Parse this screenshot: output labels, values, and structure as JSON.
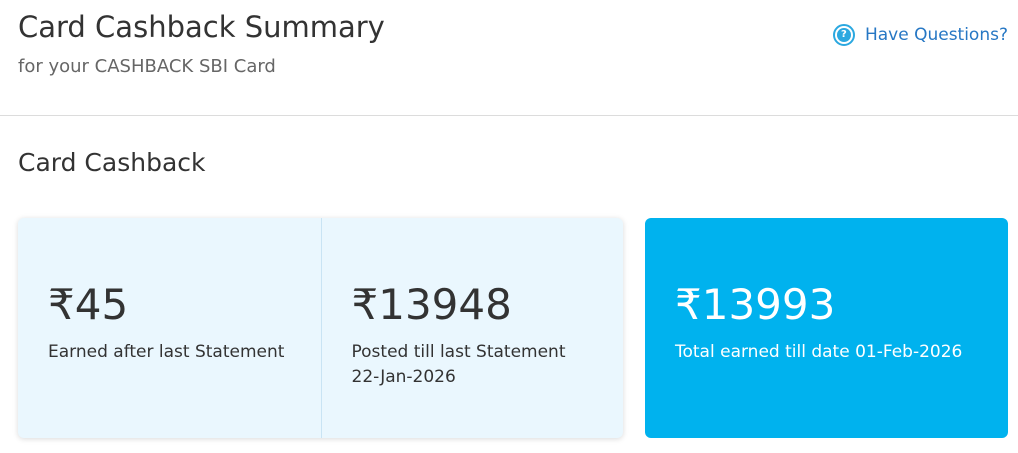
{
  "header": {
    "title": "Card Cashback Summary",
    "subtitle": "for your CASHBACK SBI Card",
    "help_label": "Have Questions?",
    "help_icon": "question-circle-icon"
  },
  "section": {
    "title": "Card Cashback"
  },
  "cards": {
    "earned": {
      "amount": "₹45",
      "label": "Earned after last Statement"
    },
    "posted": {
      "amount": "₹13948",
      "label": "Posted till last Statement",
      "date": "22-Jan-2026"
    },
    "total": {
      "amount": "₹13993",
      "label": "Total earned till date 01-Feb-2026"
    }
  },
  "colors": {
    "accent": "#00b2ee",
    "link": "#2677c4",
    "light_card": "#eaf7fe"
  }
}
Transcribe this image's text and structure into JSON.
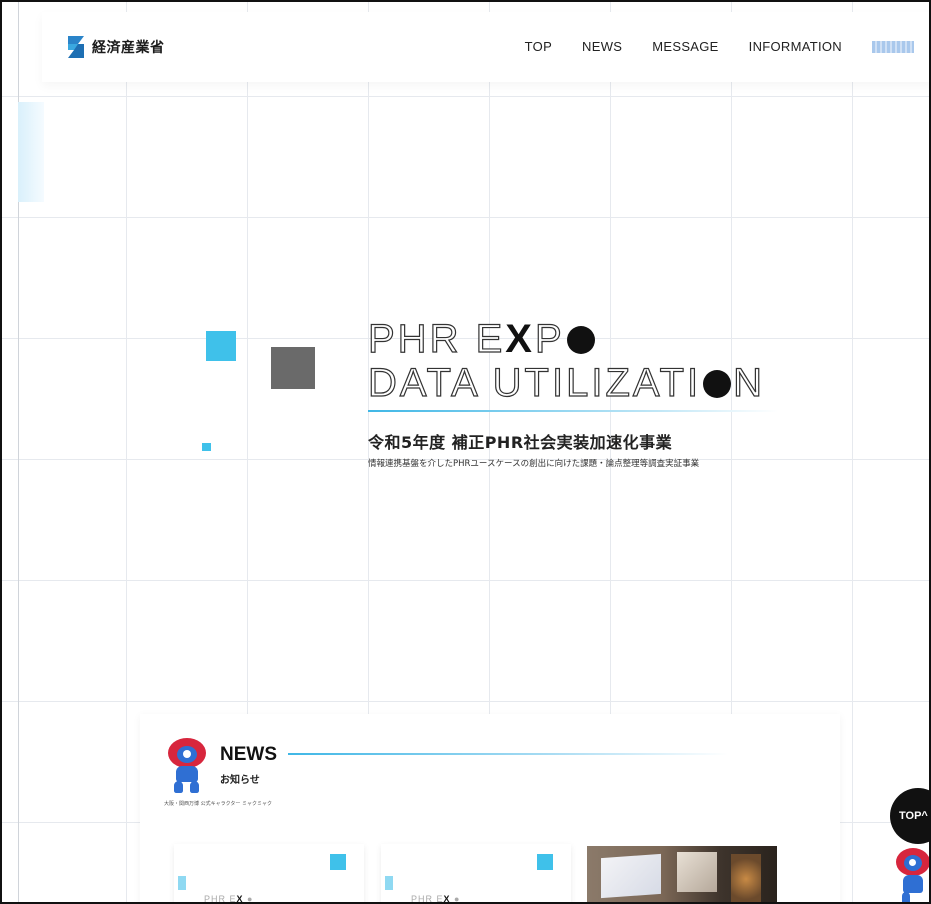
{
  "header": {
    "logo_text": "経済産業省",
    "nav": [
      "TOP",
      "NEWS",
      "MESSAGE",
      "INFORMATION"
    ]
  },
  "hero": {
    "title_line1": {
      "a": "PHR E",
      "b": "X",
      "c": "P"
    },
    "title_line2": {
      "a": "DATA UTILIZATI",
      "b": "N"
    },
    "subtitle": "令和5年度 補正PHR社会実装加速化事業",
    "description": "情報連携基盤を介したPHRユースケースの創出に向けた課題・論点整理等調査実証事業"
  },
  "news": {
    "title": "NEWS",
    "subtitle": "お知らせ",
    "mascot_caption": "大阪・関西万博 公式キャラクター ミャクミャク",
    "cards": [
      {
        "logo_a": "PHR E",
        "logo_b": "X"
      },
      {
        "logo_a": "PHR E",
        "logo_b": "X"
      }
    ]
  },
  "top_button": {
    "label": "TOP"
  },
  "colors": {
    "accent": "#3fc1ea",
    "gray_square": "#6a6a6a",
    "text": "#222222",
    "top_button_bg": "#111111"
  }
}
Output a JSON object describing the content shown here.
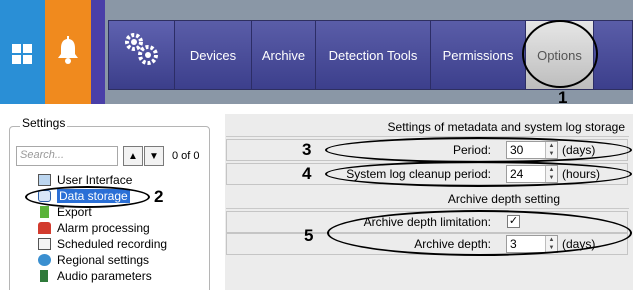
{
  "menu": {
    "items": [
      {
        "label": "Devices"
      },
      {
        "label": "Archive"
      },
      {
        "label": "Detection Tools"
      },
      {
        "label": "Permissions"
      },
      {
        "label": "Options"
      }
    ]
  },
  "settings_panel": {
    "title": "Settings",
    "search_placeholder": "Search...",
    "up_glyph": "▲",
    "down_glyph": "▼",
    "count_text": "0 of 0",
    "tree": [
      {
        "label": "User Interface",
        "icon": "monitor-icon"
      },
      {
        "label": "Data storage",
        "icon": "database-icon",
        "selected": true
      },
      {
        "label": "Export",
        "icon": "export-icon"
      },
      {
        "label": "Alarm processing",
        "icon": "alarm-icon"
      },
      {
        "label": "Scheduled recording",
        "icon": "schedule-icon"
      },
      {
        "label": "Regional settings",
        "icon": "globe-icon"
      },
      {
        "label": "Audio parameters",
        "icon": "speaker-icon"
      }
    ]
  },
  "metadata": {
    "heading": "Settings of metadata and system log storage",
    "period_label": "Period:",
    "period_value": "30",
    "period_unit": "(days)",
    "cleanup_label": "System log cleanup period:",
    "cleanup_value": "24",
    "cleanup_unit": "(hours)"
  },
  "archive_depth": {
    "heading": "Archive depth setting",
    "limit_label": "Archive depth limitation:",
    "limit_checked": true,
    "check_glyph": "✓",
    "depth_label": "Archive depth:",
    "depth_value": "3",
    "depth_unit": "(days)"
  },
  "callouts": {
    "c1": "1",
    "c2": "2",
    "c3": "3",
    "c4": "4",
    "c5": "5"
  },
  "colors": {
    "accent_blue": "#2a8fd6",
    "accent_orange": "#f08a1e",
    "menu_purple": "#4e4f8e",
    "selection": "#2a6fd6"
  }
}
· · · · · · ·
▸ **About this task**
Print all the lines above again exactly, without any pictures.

▸ **Task result**
Parse this screenshot: output labels, values, and structure as JSON.
{
  "header": {
    "title": "Card Cashback Summary",
    "subtitle": "for your CASHBACK SBI Card",
    "help_label": "Have Questions?",
    "help_icon": "question-circle-icon"
  },
  "section": {
    "title": "Card Cashback"
  },
  "cards": {
    "earned": {
      "amount": "₹45",
      "label": "Earned after last Statement"
    },
    "posted": {
      "amount": "₹13948",
      "label": "Posted till last Statement",
      "date": "22-Jan-2026"
    },
    "total": {
      "amount": "₹13993",
      "label": "Total earned till date 01-Feb-2026"
    }
  },
  "colors": {
    "accent": "#00b2ee",
    "link": "#2677c4",
    "light_card": "#eaf7fe"
  }
}
Transcribe this image's text and structure into JSON.
{
  "header": {
    "logo_text": "経済産業省",
    "nav": [
      "TOP",
      "NEWS",
      "MESSAGE",
      "INFORMATION"
    ]
  },
  "hero": {
    "title_line1": {
      "a": "PHR E",
      "b": "X",
      "c": "P"
    },
    "title_line2": {
      "a": "DATA UTILIZATI",
      "b": "N"
    },
    "subtitle": "令和5年度 補正PHR社会実装加速化事業",
    "description": "情報連携基盤を介したPHRユースケースの創出に向けた課題・論点整理等調査実証事業"
  },
  "news": {
    "title": "NEWS",
    "subtitle": "お知らせ",
    "mascot_caption": "大阪・関西万博 公式キャラクター ミャクミャク",
    "cards": [
      {
        "logo_a": "PHR E",
        "logo_b": "X"
      },
      {
        "logo_a": "PHR E",
        "logo_b": "X"
      }
    ]
  },
  "top_button": {
    "label": "TOP"
  },
  "colors": {
    "accent": "#3fc1ea",
    "gray_square": "#6a6a6a",
    "text": "#222222",
    "top_button_bg": "#111111"
  }
}
Output a JSON object describing the content shown here.
{
  "menu": {
    "items": [
      {
        "label": "Devices"
      },
      {
        "label": "Archive"
      },
      {
        "label": "Detection Tools"
      },
      {
        "label": "Permissions"
      },
      {
        "label": "Options"
      }
    ]
  },
  "settings_panel": {
    "title": "Settings",
    "search_placeholder": "Search...",
    "up_glyph": "▲",
    "down_glyph": "▼",
    "count_text": "0 of 0",
    "tree": [
      {
        "label": "User Interface",
        "icon": "monitor-icon"
      },
      {
        "label": "Data storage",
        "icon": "database-icon",
        "selected": true
      },
      {
        "label": "Export",
        "icon": "export-icon"
      },
      {
        "label": "Alarm processing",
        "icon": "alarm-icon"
      },
      {
        "label": "Scheduled recording",
        "icon": "schedule-icon"
      },
      {
        "label": "Regional settings",
        "icon": "globe-icon"
      },
      {
        "label": "Audio parameters",
        "icon": "speaker-icon"
      }
    ]
  },
  "metadata": {
    "heading": "Settings of metadata and system log storage",
    "period_label": "Period:",
    "period_value": "30",
    "period_unit": "(days)",
    "cleanup_label": "System log cleanup period:",
    "cleanup_value": "24",
    "cleanup_unit": "(hours)"
  },
  "archive_depth": {
    "heading": "Archive depth setting",
    "limit_label": "Archive depth limitation:",
    "limit_checked": true,
    "check_glyph": "✓",
    "depth_label": "Archive depth:",
    "depth_value": "3",
    "depth_unit": "(days)"
  },
  "callouts": {
    "c1": "1",
    "c2": "2",
    "c3": "3",
    "c4": "4",
    "c5": "5"
  },
  "colors": {
    "accent_blue": "#2a8fd6",
    "accent_orange": "#f08a1e",
    "menu_purple": "#4e4f8e",
    "selection": "#2a6fd6"
  }
}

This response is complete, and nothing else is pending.